Most common is to just leave the paths to grow grass but this has its own problems. Grass tends to spread to the side and someone needs to mow them with a push mower.
Whilst not ideal, they will do the job but often tend to run wild and the grass spreads to the growing areas.
The next method used is to lay concrete slabs. They’re rarely properly laid, just being sat on the ground, but they do the job and take less maintenance than grass, just a bit of weeding between the slabs.
Even that weeding can be avoided by laying an inexpensive weed proof membrane and the slabs on top of that.
Wood Chippings for Paths
On our allotment site we had a problem with grass paths in that nobody had a push lawnmower but we were fortunate in that the council dumps vast quantities of wood chippings on the site.
These covered the paths and, so long as they were thick enough, prevented grass and weeds growing. Some mares tail used to pop through as did the odd dandelion or dock leaf but that was a two minute job with the hoe or a quick squirt of weedkiller. In wet weather the chippings stopped the path becoming a muddy quagmire and gave a firm footing.

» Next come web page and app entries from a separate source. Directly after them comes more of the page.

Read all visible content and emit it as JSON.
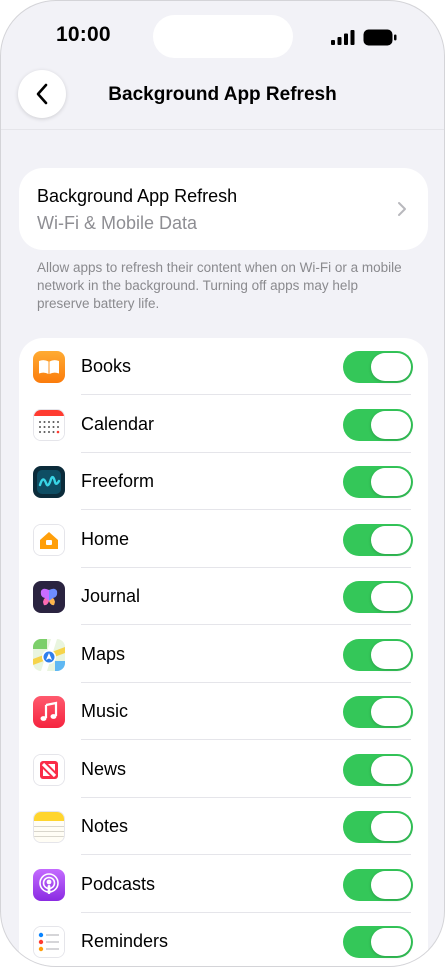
{
  "status_bar": {
    "time": "10:00"
  },
  "nav": {
    "title": "Background App Refresh",
    "back_icon": "chevron-left-icon"
  },
  "setting": {
    "title": "Background App Refresh",
    "value": "Wi-Fi & Mobile Data"
  },
  "footnote": "Allow apps to refresh their content when on Wi-Fi or a mobile network in the background. Turning off apps may help preserve battery life.",
  "accent_color": "#34c759",
  "apps": [
    {
      "label": "Books",
      "icon": "books-app-icon",
      "enabled": true
    },
    {
      "label": "Calendar",
      "icon": "calendar-app-icon",
      "enabled": true
    },
    {
      "label": "Freeform",
      "icon": "freeform-app-icon",
      "enabled": true
    },
    {
      "label": "Home",
      "icon": "home-app-icon",
      "enabled": true
    },
    {
      "label": "Journal",
      "icon": "journal-app-icon",
      "enabled": true
    },
    {
      "label": "Maps",
      "icon": "maps-app-icon",
      "enabled": true
    },
    {
      "label": "Music",
      "icon": "music-app-icon",
      "enabled": true
    },
    {
      "label": "News",
      "icon": "news-app-icon",
      "enabled": true
    },
    {
      "label": "Notes",
      "icon": "notes-app-icon",
      "enabled": true
    },
    {
      "label": "Podcasts",
      "icon": "podcasts-app-icon",
      "enabled": true
    },
    {
      "label": "Reminders",
      "icon": "reminders-app-icon",
      "enabled": true
    }
  ]
}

When there are a lot of chippings available, these can be used to create paths across the plot as well as between plots. They were also good for around raised beds etc. Some people put weed suppressant matting down and laid the chippings on that.
Personally I didn’t like to do this as the wood chippings naturally rotted down over the course of a couple of years. The matting wasn’t a bad idea for the permanent paths but for temporary ones, I liked being able to just dig the chippings in as they rotted to add to the humus in the soil.
Concrete Garden Paths
The answer to the steep slope is a concrete path. I’d not suggest you do this if there is a chance you’ll change your mind on where the path is to run. Once it’s done properly, it’s done for life and taking it up is a big job. Many allotments ban permanent fixtures anyway.
- Allotment & Garden Paths
- Allotment Growing as You Get Older
- Allotment History – A Brief History of Allotments in the UK
- Allotment History – Cultivating a 19th Century Allotment by Dr Lesley Acton MA Ph.D
- Allotment History – The First Allotments by Dr Lesley Acton MA Ph.D
- Allotment Journey – A Step to Sustainable Living
- Allotment Regeneration – Case Study
- Allotments & Children
- Allotments & The Law – Legal Aspects of An Allotment
- Allotments – Some Tips to Get You Started
- Clearing a New Allotment or Vegetable Plot
- Cuban Vegetable Growing Practices can Benefit your Allotments
- Finding an Allotment – How to Find an Allotment
- Health and Safety in the Allotment & Garden
- Here is How Having and Maintaining a Back Garden Allotment Could Help You to Sell Your Home
- How to Ensure the Security of your Allotment
- How To Pick The Right Shed For Your Allotment
- How to reduce the costs of running your allotment
- Improving Security on Allotments to combat Vandalism and Theft
- The Allotment – The City Dwellers bit of Country
- Vacant Allotment Plots – What To Do With Them?
- Why People Grow Our Own – Our Plots
- You Have a New Allotment!